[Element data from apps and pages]
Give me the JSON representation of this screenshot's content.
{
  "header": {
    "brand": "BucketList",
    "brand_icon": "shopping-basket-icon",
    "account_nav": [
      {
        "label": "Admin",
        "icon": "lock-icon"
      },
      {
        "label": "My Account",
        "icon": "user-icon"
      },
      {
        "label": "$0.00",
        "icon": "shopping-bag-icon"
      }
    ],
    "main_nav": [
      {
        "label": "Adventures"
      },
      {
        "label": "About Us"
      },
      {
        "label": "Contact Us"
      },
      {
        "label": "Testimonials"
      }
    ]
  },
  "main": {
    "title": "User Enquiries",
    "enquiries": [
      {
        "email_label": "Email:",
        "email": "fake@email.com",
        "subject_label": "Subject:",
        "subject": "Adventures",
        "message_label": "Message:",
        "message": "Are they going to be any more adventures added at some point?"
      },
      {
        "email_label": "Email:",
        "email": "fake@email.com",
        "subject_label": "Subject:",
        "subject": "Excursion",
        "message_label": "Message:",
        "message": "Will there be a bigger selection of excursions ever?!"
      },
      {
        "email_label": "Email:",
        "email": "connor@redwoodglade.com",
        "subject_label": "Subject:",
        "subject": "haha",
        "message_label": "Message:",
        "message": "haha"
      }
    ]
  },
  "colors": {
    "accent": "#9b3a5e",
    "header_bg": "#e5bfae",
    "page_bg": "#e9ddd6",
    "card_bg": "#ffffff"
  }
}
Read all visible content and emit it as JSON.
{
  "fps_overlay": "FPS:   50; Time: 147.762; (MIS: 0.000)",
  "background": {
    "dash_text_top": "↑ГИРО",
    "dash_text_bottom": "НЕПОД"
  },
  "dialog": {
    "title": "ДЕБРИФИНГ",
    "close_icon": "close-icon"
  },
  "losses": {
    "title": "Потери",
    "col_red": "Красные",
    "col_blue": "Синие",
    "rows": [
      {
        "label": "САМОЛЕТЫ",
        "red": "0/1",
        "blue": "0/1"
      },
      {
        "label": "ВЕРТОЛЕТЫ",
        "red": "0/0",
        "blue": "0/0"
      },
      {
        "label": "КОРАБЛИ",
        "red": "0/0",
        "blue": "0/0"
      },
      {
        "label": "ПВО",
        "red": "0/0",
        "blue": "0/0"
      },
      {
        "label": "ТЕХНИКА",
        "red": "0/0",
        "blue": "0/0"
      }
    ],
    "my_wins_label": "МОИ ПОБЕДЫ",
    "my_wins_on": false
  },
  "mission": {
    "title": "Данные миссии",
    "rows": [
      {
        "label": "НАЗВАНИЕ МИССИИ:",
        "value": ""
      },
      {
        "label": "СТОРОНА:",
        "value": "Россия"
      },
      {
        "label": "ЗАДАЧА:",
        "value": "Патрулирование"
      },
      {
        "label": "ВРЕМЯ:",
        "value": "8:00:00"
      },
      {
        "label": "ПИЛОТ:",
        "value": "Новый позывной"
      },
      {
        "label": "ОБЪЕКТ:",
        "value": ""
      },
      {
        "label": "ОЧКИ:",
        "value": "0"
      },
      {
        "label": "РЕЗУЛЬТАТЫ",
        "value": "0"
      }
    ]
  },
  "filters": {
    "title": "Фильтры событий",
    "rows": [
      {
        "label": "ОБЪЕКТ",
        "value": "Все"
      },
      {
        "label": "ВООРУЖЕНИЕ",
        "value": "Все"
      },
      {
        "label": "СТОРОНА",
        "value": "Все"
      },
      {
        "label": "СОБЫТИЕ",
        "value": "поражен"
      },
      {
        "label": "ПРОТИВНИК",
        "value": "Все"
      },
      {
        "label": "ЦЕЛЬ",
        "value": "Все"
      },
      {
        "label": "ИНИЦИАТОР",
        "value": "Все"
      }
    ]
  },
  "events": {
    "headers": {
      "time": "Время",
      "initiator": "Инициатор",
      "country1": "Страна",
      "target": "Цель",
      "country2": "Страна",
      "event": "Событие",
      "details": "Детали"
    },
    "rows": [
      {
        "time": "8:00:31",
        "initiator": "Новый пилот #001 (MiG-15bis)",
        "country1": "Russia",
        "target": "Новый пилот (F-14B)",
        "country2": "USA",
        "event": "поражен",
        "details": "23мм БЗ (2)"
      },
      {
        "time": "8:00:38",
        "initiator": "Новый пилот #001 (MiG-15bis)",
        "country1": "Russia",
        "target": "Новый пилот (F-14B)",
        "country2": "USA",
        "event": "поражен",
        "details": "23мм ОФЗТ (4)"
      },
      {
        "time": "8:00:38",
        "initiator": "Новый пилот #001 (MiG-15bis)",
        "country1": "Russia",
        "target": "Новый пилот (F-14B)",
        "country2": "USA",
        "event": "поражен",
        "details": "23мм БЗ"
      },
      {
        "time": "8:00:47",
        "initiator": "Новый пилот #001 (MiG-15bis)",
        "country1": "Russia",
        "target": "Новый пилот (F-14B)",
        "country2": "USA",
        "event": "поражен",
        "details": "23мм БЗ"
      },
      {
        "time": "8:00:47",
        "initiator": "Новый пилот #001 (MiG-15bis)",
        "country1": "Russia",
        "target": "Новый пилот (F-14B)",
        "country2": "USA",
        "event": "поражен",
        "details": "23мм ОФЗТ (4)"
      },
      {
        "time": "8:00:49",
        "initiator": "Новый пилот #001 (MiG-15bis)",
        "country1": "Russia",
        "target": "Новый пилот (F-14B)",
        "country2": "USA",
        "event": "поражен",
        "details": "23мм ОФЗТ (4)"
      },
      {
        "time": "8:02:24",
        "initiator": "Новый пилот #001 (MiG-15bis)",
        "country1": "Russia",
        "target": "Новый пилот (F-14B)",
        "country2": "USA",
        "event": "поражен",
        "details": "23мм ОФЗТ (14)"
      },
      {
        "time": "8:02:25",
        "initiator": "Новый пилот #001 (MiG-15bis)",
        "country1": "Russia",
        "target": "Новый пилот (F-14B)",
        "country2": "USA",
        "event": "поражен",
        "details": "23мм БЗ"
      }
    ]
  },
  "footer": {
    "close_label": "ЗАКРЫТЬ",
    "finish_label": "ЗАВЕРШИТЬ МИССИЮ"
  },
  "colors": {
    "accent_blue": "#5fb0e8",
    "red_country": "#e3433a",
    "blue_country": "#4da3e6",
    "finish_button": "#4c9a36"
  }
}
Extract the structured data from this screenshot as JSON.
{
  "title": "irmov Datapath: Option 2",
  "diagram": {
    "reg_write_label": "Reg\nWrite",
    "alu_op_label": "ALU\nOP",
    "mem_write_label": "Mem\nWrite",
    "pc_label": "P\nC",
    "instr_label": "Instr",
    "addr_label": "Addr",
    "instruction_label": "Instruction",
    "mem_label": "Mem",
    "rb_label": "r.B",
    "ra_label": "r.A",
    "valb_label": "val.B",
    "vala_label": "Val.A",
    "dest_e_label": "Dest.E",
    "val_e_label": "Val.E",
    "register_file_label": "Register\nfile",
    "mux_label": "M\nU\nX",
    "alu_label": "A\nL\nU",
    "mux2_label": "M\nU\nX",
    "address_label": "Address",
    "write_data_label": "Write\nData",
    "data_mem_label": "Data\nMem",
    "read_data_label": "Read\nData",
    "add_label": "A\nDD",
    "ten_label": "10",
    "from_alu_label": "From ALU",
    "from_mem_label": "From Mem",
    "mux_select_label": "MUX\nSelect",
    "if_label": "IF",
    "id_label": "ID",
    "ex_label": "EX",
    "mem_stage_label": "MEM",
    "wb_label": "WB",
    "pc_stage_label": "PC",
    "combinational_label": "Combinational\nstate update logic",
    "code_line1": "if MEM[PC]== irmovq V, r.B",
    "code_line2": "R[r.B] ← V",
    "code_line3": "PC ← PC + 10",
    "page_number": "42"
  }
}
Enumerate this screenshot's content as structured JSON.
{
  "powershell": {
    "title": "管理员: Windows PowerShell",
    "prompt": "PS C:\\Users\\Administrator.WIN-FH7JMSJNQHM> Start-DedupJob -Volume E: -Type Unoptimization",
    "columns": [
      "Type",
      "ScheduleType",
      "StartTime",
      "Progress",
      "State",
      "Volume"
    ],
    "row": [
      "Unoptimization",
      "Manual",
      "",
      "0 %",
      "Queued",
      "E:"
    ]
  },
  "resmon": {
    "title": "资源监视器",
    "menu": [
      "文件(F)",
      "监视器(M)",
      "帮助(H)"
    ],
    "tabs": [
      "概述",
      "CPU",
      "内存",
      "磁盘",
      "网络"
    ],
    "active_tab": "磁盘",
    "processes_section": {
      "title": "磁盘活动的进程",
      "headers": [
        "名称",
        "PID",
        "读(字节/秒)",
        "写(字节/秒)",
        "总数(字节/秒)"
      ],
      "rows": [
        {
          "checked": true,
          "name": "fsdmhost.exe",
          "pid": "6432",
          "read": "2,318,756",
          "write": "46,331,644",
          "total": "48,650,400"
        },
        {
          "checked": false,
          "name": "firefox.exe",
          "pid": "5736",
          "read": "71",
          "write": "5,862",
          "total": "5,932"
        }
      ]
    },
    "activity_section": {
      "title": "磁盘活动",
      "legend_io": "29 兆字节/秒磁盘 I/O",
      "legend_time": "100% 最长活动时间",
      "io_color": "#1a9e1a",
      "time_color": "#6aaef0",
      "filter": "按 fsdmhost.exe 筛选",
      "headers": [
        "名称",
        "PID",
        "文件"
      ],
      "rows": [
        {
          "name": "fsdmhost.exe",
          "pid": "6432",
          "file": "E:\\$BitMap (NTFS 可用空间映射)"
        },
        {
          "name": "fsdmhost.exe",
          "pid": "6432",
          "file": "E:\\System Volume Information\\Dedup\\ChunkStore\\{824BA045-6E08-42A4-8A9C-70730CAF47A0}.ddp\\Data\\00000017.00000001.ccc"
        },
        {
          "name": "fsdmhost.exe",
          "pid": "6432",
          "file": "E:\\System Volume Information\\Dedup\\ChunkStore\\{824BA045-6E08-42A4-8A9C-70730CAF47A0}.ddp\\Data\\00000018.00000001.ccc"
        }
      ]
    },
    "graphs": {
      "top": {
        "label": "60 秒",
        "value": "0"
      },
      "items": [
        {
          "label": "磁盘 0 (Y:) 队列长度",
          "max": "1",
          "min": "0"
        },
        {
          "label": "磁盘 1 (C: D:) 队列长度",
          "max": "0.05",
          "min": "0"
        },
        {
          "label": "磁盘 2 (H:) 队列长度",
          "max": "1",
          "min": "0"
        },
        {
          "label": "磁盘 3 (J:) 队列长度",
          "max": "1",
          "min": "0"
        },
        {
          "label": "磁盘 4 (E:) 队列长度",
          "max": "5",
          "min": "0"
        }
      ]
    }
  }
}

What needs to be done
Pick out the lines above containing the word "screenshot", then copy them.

Your response
Give me the JSON representation of this screenshot's content.
Extract the structured data from this screenshot as JSON.
Enumerate this screenshot's content as structured JSON.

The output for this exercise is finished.